Denizens of Innertown, a sickly isolated place on the site of an abandoned toxic chemical plant, are in various stages of illness or pathology. Young boys keep disappearing. The ones who remain are sociopaths. The young girls are harlots. The older people are in various states of living death. The police and townspeople inexplicably ignore the evil in their midst.
This is Hell on Earth, or maybe just Purgatory, since you have to wait for the Angel of Death to come take you to your even grizzlier demise. Or some of each place: Innertown and Outertown (where the rich people live) could be analogous to Dante’s rings of Hell. In jarring contrast to the content, however, the prose is quite poetic. That doesn’t make it any more pleasant, just more dislocating. In fact, it seems, at times, like a dramatization of the poet Rainer Maria Rilke’s stanzas in “Duino Elegies”:

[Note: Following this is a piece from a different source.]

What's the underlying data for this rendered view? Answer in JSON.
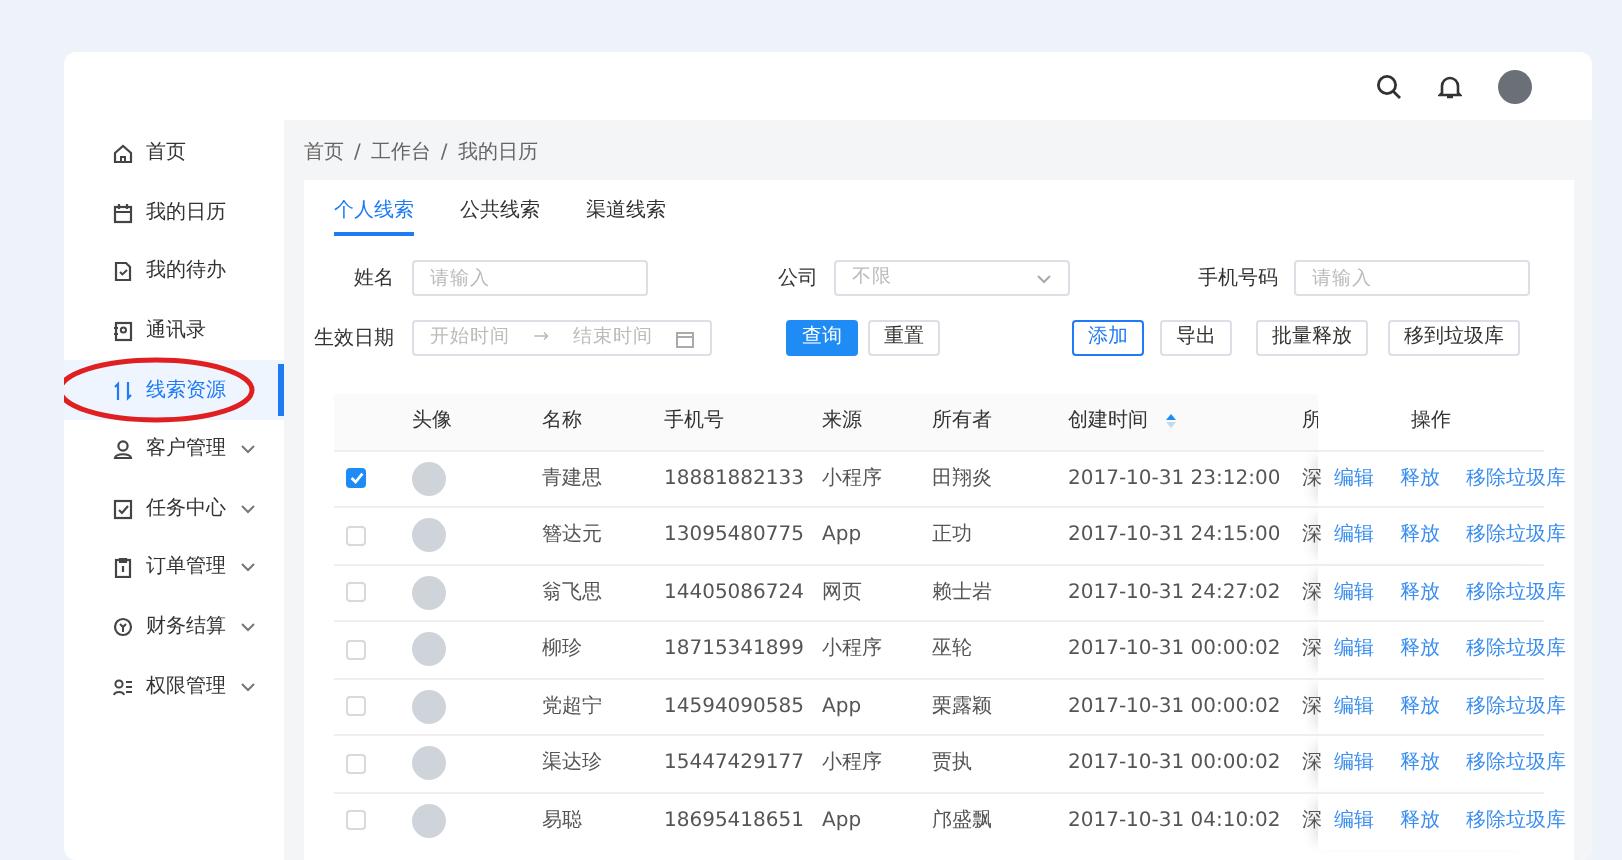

Who, if I cried out, would hear me among the angels’
hierarchies? And even if one of them suddenly
pressed me against his heart, I would perish
in the embrace of his stronger existence.
For beauty is nothing but the beginning of terror
which we are barely able to endure and are awed
because it serenely disdains to annihilate us.
Recommended only for fans of noir dystopias, or those interested in pondering the nature of death and evil from a very dark perspective.